Turkey, known for its rich and diverse cuisine, has a strong cultural history of consuming dried fruits and nuts. However, some changes in consumer preferences are shifting how nuts are consumed, with increasing interest in packaged products. Schneller pointed out that demand for almonds is growing, with market potential for California almonds to fill a need in the country. “They produce around 50 million pounds of almonds each year. In this past year, Turkey imported 125 million pounds. So, they’re far from meeting their domestic needs with their own production,” said Schneller.

As with any market, however, there are some challenges. Economic difficulties are particularly strong in Turkey, with significant inflation and high interest rates. Schneller also noted that there is an issue with market access into Turkey. There is a 10 percent retaliatory tariff in place on imported nuts from the U.S. Despite the challenges, there is optimism that Turkey can grow as an important market for California almonds.

“We’re hoping to be more aggressive in the future, providing technical assistance to Turkish importers and processors, and eventually educating Turkish consumers about the health benefits of eating almonds,” Schneller explained. “We see a win-win relationship with Turkey going forward.”

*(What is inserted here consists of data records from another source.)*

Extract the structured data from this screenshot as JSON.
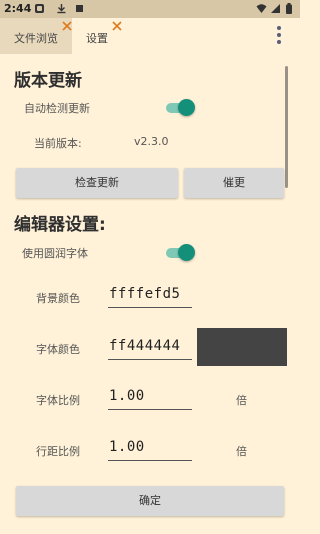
{
  "status_bar": {
    "time": "2:44",
    "icons": [
      "notification-icon",
      "download-icon",
      "square-icon",
      "wifi-icon",
      "signal-icon",
      "battery-icon"
    ]
  },
  "tabs": [
    {
      "label": "文件浏览",
      "active": false
    },
    {
      "label": "设置",
      "active": true
    }
  ],
  "version_section": {
    "title": "版本更新",
    "auto_check_label": "自动检测更新",
    "auto_check_on": true,
    "current_version_label": "当前版本:",
    "current_version": "v2.3.0",
    "check_button": "检查更新",
    "urge_button": "催更"
  },
  "editor_section": {
    "title": "编辑器设置:",
    "rounded_font_label": "使用圆润字体",
    "rounded_font_on": true,
    "bg_color_label": "背景颜色",
    "bg_color_value": "ffffefd5",
    "font_color_label": "字体颜色",
    "font_color_value": "ff444444",
    "font_scale_label": "字体比例",
    "font_scale_value": "1.00",
    "font_scale_unit": "倍",
    "line_spacing_label": "行距比例",
    "line_spacing_value": "1.00",
    "line_spacing_unit": "倍"
  },
  "confirm_button": "确定",
  "colors": {
    "background": "#fff2d8",
    "status_bar": "#d8c7a7",
    "accent": "#14907a",
    "tab_close": "#e07a1e",
    "swatch": "#444444"
  }
}
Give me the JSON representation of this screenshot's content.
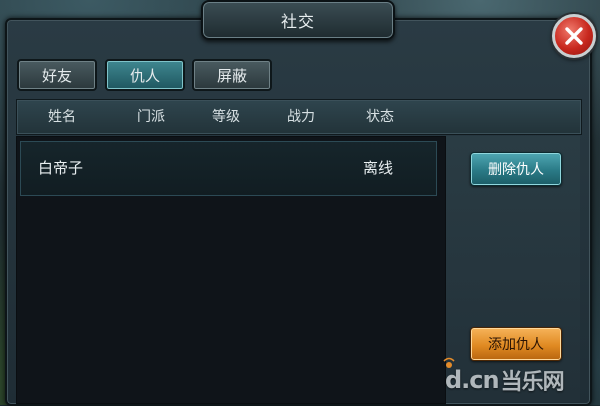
{
  "dialog": {
    "title": "社交"
  },
  "tabs": [
    {
      "label": "好友",
      "active": false
    },
    {
      "label": "仇人",
      "active": true
    },
    {
      "label": "屏蔽",
      "active": false
    }
  ],
  "table": {
    "columns": [
      "姓名",
      "门派",
      "等级",
      "战力",
      "状态"
    ],
    "rows": [
      {
        "name": "白帝子",
        "sect": "",
        "level": "",
        "power": "",
        "status": "离线"
      }
    ]
  },
  "actions": {
    "delete_label": "删除仇人",
    "add_label": "添加仇人"
  },
  "watermark": {
    "brand": "d.cn",
    "brand_cn": "当乐网"
  },
  "colors": {
    "active_tab": "#2f7680",
    "delete_button": "#2a7a86",
    "add_button": "#e08a22",
    "close_button": "#c8281e"
  },
  "icons": {
    "close": "close-x-icon",
    "watermark": "signal-dot-icon"
  }
}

Listen to Schneller’s interview below.

Brian German
Ag News Director / AgNet West